Property management: The other side of real estate coin
Arguably, real estate’s most tangible segment is residential sales — the buying and selling of homes. Why? Likely, this connection can be contributed to the immediacy that most individuals have with the concept and process. It is part of the “American Dream” to own a little piece of land with a three-bedroom, two-bath house, white shutters, and a picket fence — right?
However, ignoring the other side of the real estate coin means missing out on a world of economic drivers, career opportunities, and investment potential. The other side I’m referring to is property management – the leasing or renting of real estate as a means of producing income.
Disclaimer: Be careful not to let the image of landlords, or more accurately “slumlords,” narrow your vision of what property management actually involves. This global industry is comprised of both commercial and residential income-producing property. If it’s leased, it’s being managed.
Commercial applications involve the management of where people work — office buildings/parks, retail structures, even medical, research, and industrial facilities. Residential involves the management of where people live — apartments, condominiums/townhomes, single-family houses, or manufactured housing.
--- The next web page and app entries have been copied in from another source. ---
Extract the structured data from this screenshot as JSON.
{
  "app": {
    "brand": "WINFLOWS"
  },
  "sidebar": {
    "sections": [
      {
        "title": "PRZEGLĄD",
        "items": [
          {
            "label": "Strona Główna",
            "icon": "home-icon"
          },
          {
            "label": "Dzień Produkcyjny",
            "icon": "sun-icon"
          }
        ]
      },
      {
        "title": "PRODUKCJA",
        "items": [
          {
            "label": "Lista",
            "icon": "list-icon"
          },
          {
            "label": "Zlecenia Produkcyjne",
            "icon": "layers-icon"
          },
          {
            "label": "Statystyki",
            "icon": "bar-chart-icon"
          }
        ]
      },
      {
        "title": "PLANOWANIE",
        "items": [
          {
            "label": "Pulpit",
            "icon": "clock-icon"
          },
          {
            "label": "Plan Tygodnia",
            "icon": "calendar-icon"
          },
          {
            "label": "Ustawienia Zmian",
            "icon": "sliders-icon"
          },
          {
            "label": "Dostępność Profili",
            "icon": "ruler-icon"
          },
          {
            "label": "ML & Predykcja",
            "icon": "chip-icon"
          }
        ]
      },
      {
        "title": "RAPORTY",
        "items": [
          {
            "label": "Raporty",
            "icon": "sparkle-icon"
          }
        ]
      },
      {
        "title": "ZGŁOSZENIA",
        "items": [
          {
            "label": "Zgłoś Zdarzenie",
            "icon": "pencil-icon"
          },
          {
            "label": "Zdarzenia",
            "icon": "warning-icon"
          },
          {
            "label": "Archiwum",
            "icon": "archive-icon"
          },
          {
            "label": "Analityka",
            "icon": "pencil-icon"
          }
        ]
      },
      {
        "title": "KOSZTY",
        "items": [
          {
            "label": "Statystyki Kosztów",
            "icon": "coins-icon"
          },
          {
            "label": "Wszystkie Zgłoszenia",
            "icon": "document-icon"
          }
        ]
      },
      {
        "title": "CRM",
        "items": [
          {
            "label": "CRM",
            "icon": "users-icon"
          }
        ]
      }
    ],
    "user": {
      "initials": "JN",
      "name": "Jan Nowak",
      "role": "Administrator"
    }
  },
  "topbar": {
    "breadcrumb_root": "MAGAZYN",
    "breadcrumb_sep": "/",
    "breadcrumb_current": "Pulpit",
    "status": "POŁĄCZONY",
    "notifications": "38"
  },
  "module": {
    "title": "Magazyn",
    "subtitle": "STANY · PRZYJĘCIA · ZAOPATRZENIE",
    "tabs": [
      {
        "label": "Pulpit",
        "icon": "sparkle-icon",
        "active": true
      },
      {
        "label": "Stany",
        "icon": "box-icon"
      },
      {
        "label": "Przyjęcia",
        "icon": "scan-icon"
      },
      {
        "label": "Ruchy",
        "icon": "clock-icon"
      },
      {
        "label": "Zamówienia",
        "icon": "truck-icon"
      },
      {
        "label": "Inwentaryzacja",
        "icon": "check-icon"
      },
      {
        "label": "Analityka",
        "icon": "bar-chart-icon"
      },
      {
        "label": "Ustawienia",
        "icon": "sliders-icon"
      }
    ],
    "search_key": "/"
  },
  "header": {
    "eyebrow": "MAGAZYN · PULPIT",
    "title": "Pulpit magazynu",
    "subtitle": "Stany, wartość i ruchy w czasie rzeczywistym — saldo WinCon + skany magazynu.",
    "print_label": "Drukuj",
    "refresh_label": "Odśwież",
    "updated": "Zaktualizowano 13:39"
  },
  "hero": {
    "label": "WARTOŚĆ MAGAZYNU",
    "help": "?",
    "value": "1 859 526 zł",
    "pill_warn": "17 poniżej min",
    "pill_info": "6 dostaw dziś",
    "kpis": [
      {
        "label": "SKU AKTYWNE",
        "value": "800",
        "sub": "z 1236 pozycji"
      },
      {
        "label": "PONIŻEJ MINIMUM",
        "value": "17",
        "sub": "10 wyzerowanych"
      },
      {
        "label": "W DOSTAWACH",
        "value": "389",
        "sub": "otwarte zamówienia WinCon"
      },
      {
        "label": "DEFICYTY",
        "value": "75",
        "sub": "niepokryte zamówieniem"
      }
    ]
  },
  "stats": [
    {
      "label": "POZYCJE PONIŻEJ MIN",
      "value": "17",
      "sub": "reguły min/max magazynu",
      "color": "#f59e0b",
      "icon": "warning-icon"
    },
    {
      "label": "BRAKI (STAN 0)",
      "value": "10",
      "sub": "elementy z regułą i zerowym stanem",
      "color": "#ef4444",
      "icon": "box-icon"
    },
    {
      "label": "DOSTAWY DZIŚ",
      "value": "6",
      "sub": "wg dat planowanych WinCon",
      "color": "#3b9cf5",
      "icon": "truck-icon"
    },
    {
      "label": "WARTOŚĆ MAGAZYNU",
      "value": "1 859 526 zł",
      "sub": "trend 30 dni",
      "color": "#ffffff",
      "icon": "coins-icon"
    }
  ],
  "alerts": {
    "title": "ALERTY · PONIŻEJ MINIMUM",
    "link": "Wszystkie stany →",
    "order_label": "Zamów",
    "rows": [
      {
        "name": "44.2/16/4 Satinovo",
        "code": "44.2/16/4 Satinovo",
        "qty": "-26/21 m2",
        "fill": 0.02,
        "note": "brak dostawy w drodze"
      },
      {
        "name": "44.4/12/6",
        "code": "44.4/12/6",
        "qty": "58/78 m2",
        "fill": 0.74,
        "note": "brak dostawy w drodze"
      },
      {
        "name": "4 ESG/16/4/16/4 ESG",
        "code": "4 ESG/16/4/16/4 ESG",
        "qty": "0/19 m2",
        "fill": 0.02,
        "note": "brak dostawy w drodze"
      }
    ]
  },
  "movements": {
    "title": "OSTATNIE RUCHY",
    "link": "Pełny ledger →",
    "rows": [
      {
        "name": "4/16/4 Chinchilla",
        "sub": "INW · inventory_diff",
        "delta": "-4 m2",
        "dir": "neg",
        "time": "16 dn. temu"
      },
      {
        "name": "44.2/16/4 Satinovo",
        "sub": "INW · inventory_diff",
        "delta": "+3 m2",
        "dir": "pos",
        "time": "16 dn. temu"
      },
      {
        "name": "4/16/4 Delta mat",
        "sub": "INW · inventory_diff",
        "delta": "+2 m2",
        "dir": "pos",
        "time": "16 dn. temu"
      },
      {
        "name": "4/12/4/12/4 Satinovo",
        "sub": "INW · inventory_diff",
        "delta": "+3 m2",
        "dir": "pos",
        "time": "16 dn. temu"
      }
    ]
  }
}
Looking closer at certain segments, roughly 35 percent of Americans rent their housing — this number is closer to 40 percent for the local Anchorage market. Nationally, renters form over 40 million households, and about one-third of those renters live in an apartment — those buildings with 5+ units.
The National Apartment Association and the National Multi Housing Council released a report from their partnered effort to quantify the economic impact of the apartment industry. Their findings indicated that 19.3 million apartment homes across the nation directly contributed $67.9 billion in existing apartment operations and directly employed 686,000 on-site positions to manage and maintain its assets in 2011, alone. These numbers are impressive, but they are only one submarket of one segment of this industry.
Locally, the Municipality of Anchorage has 10,412 commercial properties with a total assessed value of $9.9 billion. BOMA International estimates that the office market in Anchorage, alone, contributes $103 million to Alaska economy and supports over 5,000 jobs.
With recent improvements in technology, shifting legislation, and evolving density needs, income-producing assets continue to increase in scale and complexity. Today’s property managers can be responsible for tens to hundreds of millions of dollars in assets with annual operating revenues in the millions. Historically, these managers were promoted from entry-level positions with no requirements for a college degree.
Even today, only a handful of universities across the nation have a property management degree offering. Ball State University and the University of Wisconsin-Stout, two schools with four-year degree programs in property management, will be the first to tell you that companies are excited by the great strides these programs and their students have made. Several quote rapid progression, along with a refreshing commitment to the profession as reasons they keep coming back to recruit from these schools.
Respectively, graduates of these programs boast about the experiences they had as students, citing the job shadowing opportunities, internships, and focused curriculum that gave them a real competitive advantage entering the workforce. More importantly, many graduates will tell you they received multiple offers prior to graduation, and their only worry was choosing the company that would be the best fit for them.
In Alaska, Dean Weidner, the founder and owner of Weidner Apartment Homes, has endowed $4 million to the University of Alaska Anchorage to create and support a property management and real estate program in the College of Business and Public Policy. The college has been reaching out to national organizations like the Institute of Real Estate Management and the National Apartment Association, along with local real estate providers to build, promote, and support the program.
Today, Alaskan students have the opportunity to study this exciting field in one of only a few property management programs in the nation, and Alaskan companies are taking notice.
Joe Beedle, president and CEO of Northrim Bank, says, “Quality property managers are essential to a strong real estate industry and UAA’s new program will allow students an opportunity to receive training that will better equip them for a job that will fill a demand in Alaska. The management program’s specialized focus on real estate and property management will be an asset to the community.”
The economic impact that this industry has, coupled with the ongoing sophistication of its management and career opportunities, certainly gives reason for many to be excited.
Terry Fields is Term Assistant Professor of Property Management and Real Estate at UAA’s College of Business and Public Policy. Andrew Romerdahl is the Weidner Chair of Property Management and Real Estate.